UCSD Climate Change Scientists Pioneering New Tracking Tool
UC San Diego and a private company have launched what's being called the world's first and largest privately funded network to track greenhouse gases.
But now, UCSD's Scripps Institution of Oceanography is teaming with a private-sector company, Earth Networks, to build the world's most comprehensive network for tracking carbon around the globe.
Earth Networks, known for its weather observation products, is investing $25 million in new technology to establish the system in partnership with Scripps.
Scripps Institution of Oceanography Director Tony Haymet said UCSD scientists will help design the system, while Earth Networks funds a new research center for climate science at the school.
"We're going to be able to have access to a network well in advance that we would have had if we were trying to collect the data from government grants," said Haymet. "Earth Networks is going to invest $25 million to set up and operate the network over the next five years. You know it might have taken my colleagues and myself 10 years to raise that kind of money to have a purely scientifically-funded network."
Haymet said the network will help Scripps researchers collect data to hone in on where greenhouse gases originate and how they move from one area to another.
Scripps scientist Ralph Keeling, whose father created the Keeling Curve for tracking carbon dioxide emissions as a UCSD researcher, said the network is a significant step.
"There is a process that's been going on for the last decade of more and more scientists getting involved in this and more and more measurements being made," Keeling said. "But it's incremental.

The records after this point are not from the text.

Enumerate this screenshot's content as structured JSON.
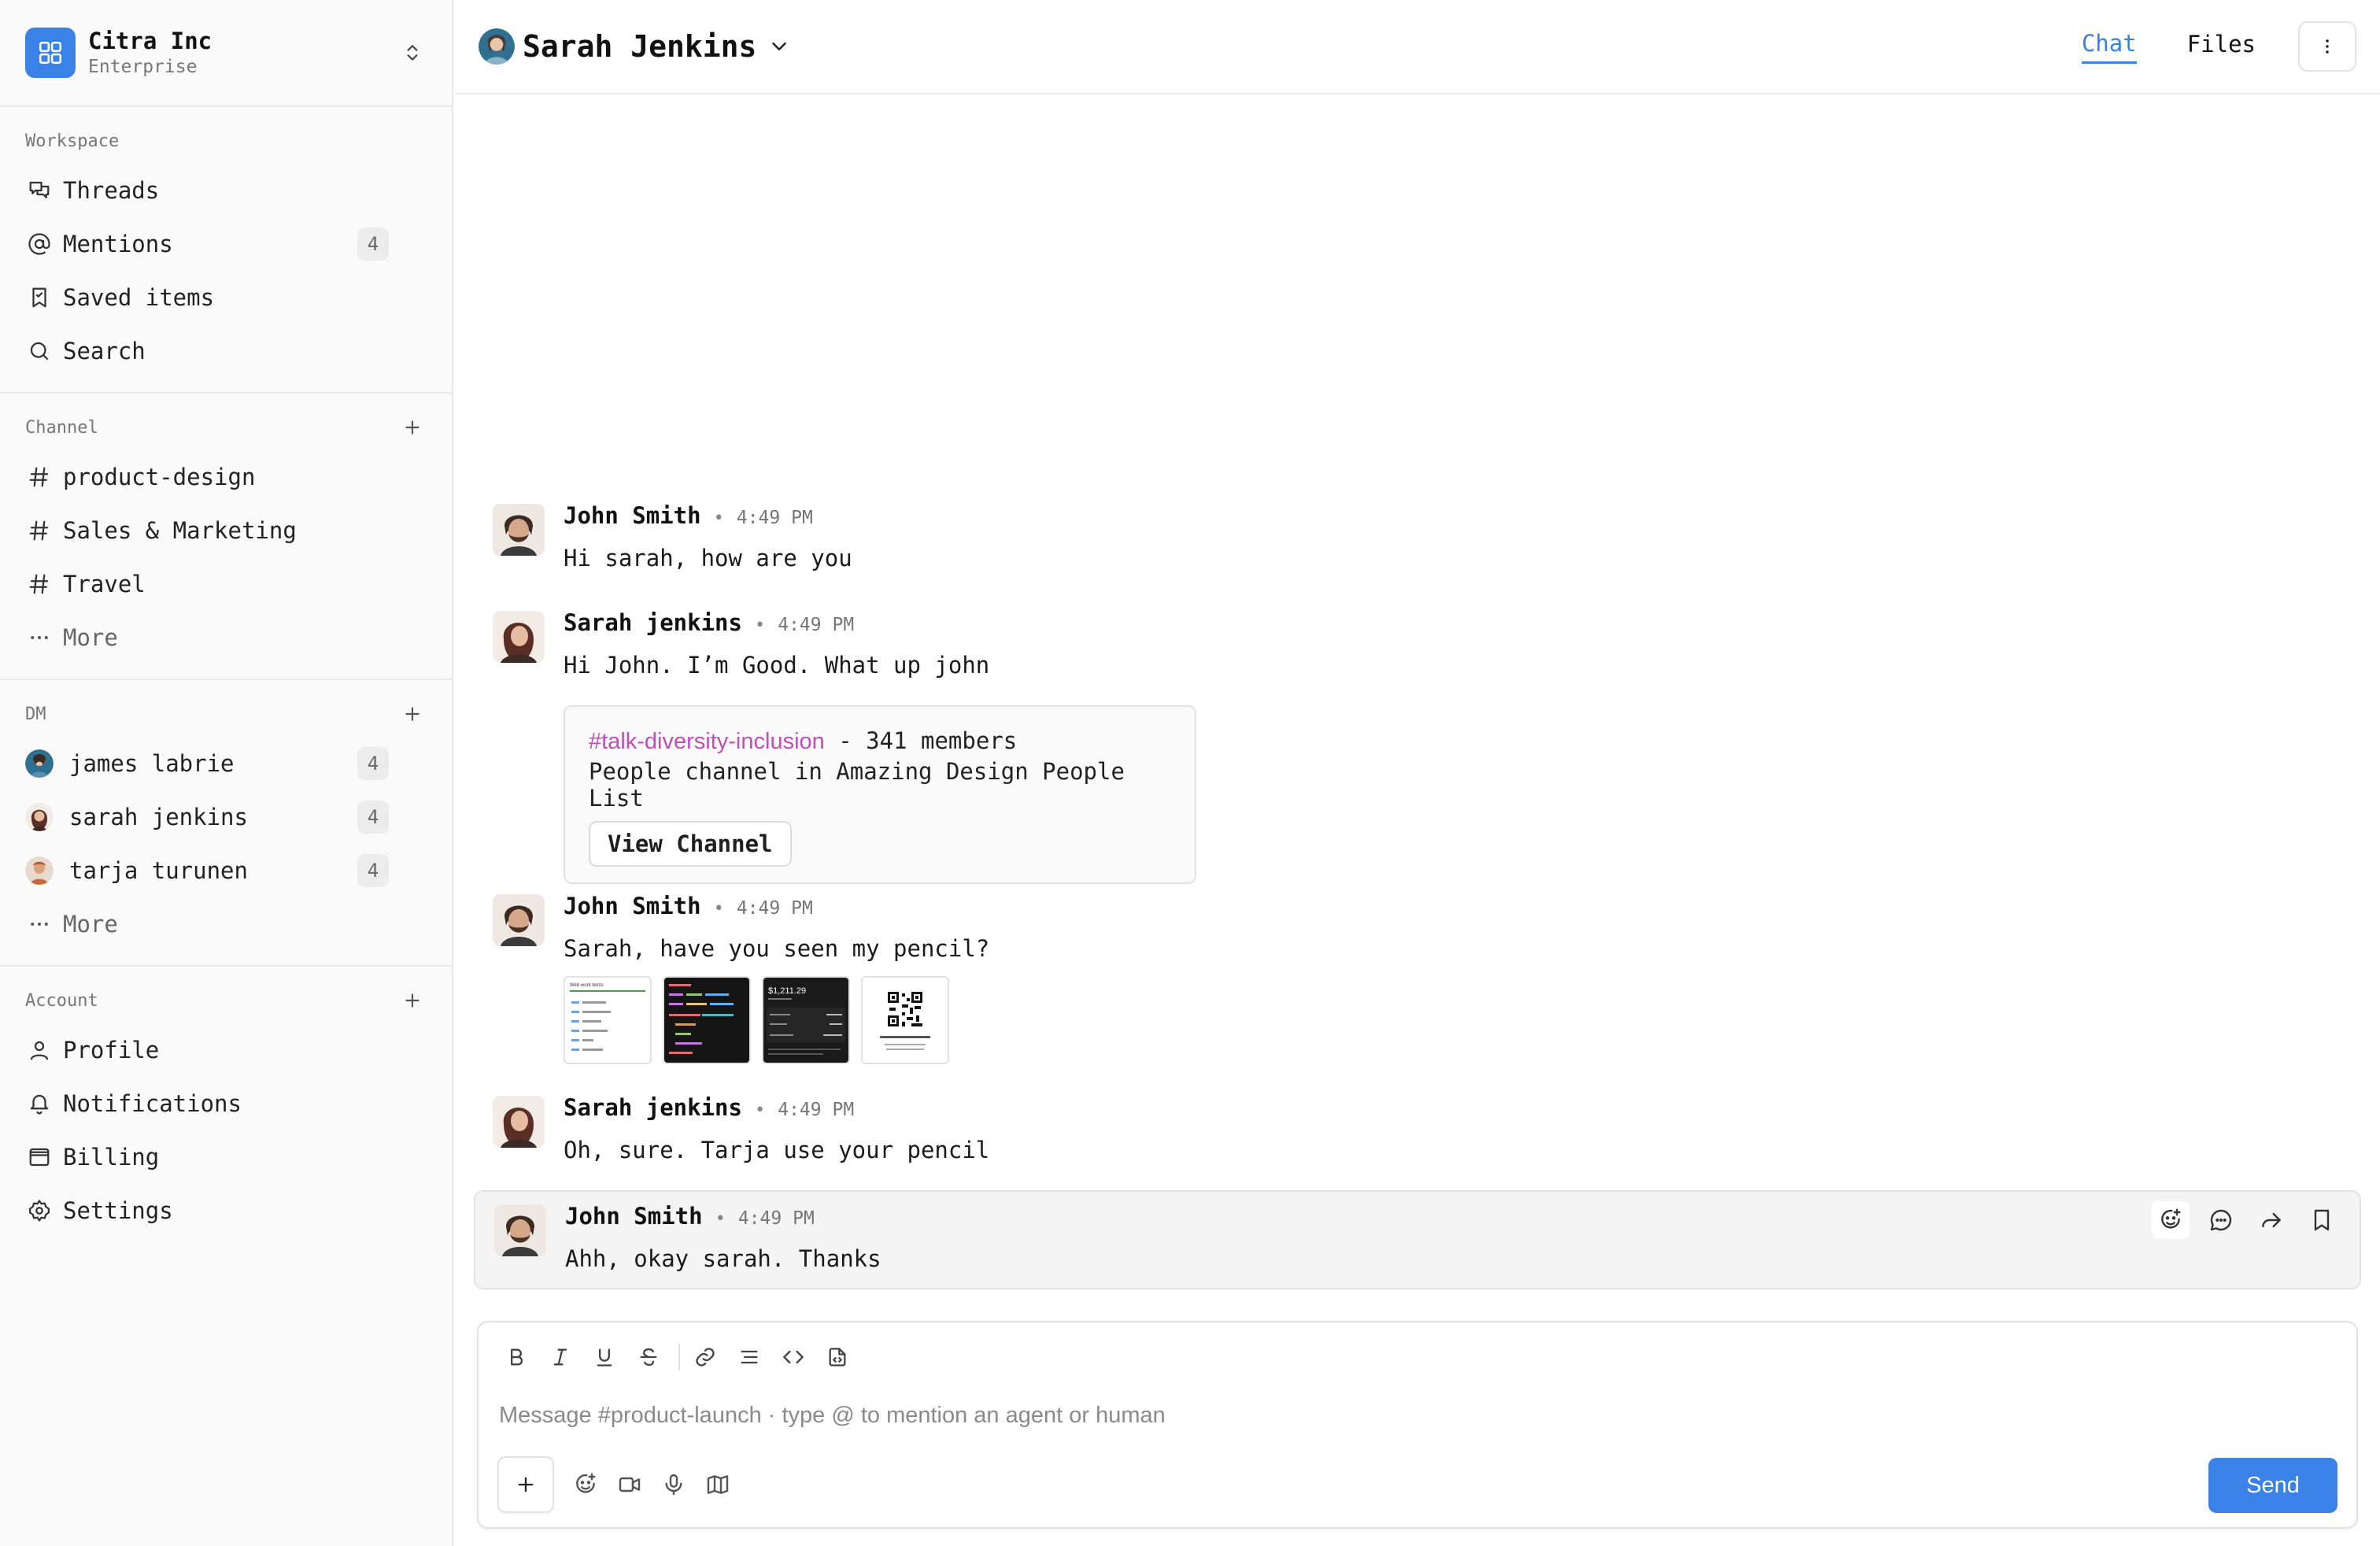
{
  "colors": {
    "accent": "#3b82e8",
    "channel_link": "#c04fb7"
  },
  "workspace": {
    "name": "Citra Inc",
    "plan": "Enterprise"
  },
  "sidebar": {
    "workspace_section": {
      "title": "Workspace",
      "items": [
        {
          "label": "Threads",
          "icon": "threads-icon"
        },
        {
          "label": "Mentions",
          "icon": "at-icon",
          "count": "4"
        },
        {
          "label": "Saved items",
          "icon": "bookmark-icon"
        },
        {
          "label": "Search",
          "icon": "search-icon"
        }
      ]
    },
    "channel_section": {
      "title": "Channel",
      "items": [
        {
          "label": "product-design"
        },
        {
          "label": "Sales & Marketing"
        },
        {
          "label": "Travel"
        }
      ],
      "more": "More"
    },
    "dm_section": {
      "title": "DM",
      "items": [
        {
          "label": "james labrie",
          "count": "4"
        },
        {
          "label": "sarah jenkins",
          "count": "4"
        },
        {
          "label": "tarja turunen",
          "count": "4"
        }
      ],
      "more": "More"
    },
    "account_section": {
      "title": "Account",
      "items": [
        {
          "label": "Profile",
          "icon": "user-icon"
        },
        {
          "label": "Notifications",
          "icon": "bell-icon"
        },
        {
          "label": "Billing",
          "icon": "billing-icon"
        },
        {
          "label": "Settings",
          "icon": "gear-icon"
        }
      ]
    }
  },
  "header": {
    "contact_name": "Sarah Jenkins",
    "tabs": {
      "chat": "Chat",
      "files": "Files"
    }
  },
  "messages": [
    {
      "author": "John Smith",
      "time": "4:49 PM",
      "text": "Hi sarah, how are you"
    },
    {
      "author": "Sarah jenkins",
      "time": "4:49 PM",
      "text": "Hi John. I’m Good. What up john",
      "card": {
        "channel": "#talk-diversity-inclusion",
        "members": "- 341 members",
        "description": "People channel in Amazing Design People List",
        "button": "View Channel"
      }
    },
    {
      "author": "John Smith",
      "time": "4:49 PM",
      "text": "Sarah, have you seen my pencil?",
      "attachments": [
        {
          "title": "Web work items",
          "kind": "list-screenshot"
        },
        {
          "kind": "code-screenshot"
        },
        {
          "value": "$1,211.29",
          "kind": "dashboard-screenshot"
        },
        {
          "kind": "qr-code"
        }
      ]
    },
    {
      "author": "Sarah jenkins",
      "time": "4:49 PM",
      "text": "Oh, sure. Tarja use your pencil"
    },
    {
      "author": "John Smith",
      "time": "4:49 PM",
      "text": "Ahh, okay sarah. Thanks"
    }
  ],
  "composer": {
    "placeholder": "Message #product-launch · type @ to mention an agent or human",
    "send_label": "Send"
  }
}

And what's happening today will be transformative - allowing us to make many more measurements on a shorter time frame."
Keeling said much of the data now collected by scientists is limited to longer-term studies from remote locations.
"And those background clean air measurements at these remote sites are still the core of our understanding to what's happening to the planet as a whole," said Keeling. "And we have to make sure that they keep going. And that's not easy and that's also a challenge."
But Keeling said the new network will more accurately quantify and map greenhouse gas emissions where people live.
"One of the challenges with getting people to be aware of emitting greenhouse gases is that you can't see them, you can't smell them," Keeling said. "They're out there, but how do you believe that they're there or do anything? And this is going to make them more visible to people by providing visualization. Not in your front yard but on the web of your whole region."
The devices gathering the data are designed by Sunnyvale, California-based Picarro Instruments.
Picarro CEO Michael Woelk said the greenhouse gas emission analyzers use a technique to make precise measurements of carbon dioxide and methane - the two most significant greenhouse gases.
"We pick one spectral feature that is unique to CO2 and that's what we measure," Picarro said. "So it's incredibly sophisticated, incredibly simple device to use. We actually sample the air and then we convert that into something that we can see."
Looking ahead, Scripps Institution of Oceanography scientists plan to use the new center for climate research as another tool as they build on their pioneering work in climate science.